The next day I got up and had my banana pancake, then headed to the beach only to discover that the tide was so high that the waves were hitting the stairs leading down to the beach. I should really look into tide cycles. Since there was no beach to lie on, I walked around a bit just wandering. I planned to take a Thai cooking class that day because the weather wasn’t supposed to be fantastic.
I was picked up at my hotel by ‘Bunny,’ my Thai cooking teacher. Turns outs out low season has its advantages. No one else signed up for cooking that day so I had a private session. The way Smart Cook- Thai cookery school worked, was each person picked out 7 dishes to cook. I chose spring rolls, hot & sour prawn soup, red curry paste which I then used to make red curry, pad thai, papaya salad, and fried bananas in coconut milk. Let me tell you. I am not too shabby of a cook because 1) they all came out without any disaster like setting things on fire or burning anything, and 2) it actually tasted really good. It also helped that Bunny was supervising the whole time. I think she was slightly worried when she saw me chopping. I am not the best. Plus it was a massive knife, and I was chopping with caution. I also was not allowed to put the spring rolls in the oil to fry. “Safety First.” Bunny said they don’t let tourists, I mean students fry them. I have a suspicion it might have been just me. Lol. Really I was ok with it. The less chance of injuring myself, the better.
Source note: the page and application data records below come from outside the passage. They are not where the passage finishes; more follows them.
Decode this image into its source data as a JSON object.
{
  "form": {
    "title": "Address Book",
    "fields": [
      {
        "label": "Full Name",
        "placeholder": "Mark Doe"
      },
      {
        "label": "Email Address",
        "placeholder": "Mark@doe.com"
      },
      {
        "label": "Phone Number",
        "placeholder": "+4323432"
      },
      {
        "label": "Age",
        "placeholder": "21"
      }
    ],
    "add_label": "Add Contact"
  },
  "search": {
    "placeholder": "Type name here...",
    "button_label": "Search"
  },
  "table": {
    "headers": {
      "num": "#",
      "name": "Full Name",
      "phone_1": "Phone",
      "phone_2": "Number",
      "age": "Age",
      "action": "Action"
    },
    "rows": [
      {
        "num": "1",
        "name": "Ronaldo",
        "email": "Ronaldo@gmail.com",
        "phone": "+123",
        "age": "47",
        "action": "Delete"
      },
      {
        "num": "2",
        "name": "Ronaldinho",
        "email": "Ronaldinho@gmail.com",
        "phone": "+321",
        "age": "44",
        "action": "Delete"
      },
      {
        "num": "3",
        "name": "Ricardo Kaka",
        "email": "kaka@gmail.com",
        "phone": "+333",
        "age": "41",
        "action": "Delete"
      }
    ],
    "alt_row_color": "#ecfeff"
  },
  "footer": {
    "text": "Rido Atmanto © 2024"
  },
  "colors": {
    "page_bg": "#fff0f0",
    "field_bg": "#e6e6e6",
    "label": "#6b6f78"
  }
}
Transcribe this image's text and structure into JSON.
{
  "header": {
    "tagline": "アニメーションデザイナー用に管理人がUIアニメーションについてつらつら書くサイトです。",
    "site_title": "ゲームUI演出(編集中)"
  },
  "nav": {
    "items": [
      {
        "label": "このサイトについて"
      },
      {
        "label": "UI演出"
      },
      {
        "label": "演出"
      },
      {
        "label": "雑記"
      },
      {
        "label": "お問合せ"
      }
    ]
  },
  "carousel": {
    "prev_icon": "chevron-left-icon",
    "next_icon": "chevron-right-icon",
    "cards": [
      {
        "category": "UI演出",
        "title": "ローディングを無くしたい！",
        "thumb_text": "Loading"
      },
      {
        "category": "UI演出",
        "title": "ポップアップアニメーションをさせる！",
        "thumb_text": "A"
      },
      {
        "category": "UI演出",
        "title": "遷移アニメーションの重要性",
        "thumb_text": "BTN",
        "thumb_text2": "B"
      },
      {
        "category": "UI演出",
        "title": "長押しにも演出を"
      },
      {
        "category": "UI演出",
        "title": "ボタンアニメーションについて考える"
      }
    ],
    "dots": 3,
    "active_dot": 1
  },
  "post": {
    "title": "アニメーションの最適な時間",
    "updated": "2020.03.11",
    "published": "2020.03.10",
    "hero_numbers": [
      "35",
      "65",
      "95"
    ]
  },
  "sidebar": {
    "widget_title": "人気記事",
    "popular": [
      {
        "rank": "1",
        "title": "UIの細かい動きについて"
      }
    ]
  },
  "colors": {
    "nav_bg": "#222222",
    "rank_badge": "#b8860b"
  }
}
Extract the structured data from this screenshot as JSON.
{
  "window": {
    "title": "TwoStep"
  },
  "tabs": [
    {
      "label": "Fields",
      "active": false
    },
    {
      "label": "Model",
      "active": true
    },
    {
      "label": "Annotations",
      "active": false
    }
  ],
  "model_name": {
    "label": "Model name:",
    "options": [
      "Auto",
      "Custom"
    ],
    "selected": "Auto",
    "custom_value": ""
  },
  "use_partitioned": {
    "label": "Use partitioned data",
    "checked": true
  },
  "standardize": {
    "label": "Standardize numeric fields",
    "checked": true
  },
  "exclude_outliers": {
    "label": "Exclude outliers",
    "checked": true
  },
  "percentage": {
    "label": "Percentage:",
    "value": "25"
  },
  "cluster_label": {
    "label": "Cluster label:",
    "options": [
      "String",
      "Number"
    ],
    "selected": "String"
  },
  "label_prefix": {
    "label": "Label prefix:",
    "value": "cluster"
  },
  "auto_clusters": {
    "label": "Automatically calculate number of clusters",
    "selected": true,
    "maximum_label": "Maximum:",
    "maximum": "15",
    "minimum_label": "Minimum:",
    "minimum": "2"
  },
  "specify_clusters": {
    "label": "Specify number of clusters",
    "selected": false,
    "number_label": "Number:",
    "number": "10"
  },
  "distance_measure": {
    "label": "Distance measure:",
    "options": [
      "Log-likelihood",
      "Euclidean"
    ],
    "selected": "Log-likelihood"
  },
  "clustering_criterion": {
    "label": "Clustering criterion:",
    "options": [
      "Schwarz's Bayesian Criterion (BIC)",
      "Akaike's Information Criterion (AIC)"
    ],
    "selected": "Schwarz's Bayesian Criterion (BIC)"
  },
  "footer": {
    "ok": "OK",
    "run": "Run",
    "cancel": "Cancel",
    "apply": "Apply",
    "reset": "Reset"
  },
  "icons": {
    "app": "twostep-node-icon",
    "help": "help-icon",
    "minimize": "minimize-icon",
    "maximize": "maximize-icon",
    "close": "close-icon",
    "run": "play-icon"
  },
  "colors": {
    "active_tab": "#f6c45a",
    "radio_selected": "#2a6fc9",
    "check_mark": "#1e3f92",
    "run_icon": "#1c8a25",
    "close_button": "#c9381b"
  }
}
We made each dish one at a time, starting with the curry paste. Bunny told me said to smile the whole time. If you smile things turn out tastier because you were happier while making it. I am still skeptical but what else is new. To make the curry paste, you basically put all of the ingredients in a stone mortar and smash away. The louder you are at smashing the better cook you are. Bunny says it also means you are better at something else, but I’ll leave it at that. After the curry paste, I was taught how to make spring rolls. We made baby ones. I am pretty awesome at rolling those little suckers. After spring rolls, it was hot & sour soup, and then pad thai. Then I ate that, not all of it clearly because it was a ton, but they bagged the extra so I could take it home. After that I made the red chicken curry, papaya salad, and bananas in coconut milk. For the papaya salad (and really any thai dish) how spicy you want it depends on how many times you hit a chili. If you don’t smash it, it won’t be very spicy at all, one hit, mild, two hits moderate to spicy, 3 +…yikes. The more you hit it the more the seeds and juices come out. I was a two-hit person.
After my cooking class, I decided I need a mortar and a wok. Which would bring my cooking supplies up substantially. Right now I own a George Forman, a tagine, a sushi rolling pad, and some mugs. Oh and an old fashion popcorn popper. Maybe I should invest in dishes before a mortar… eh.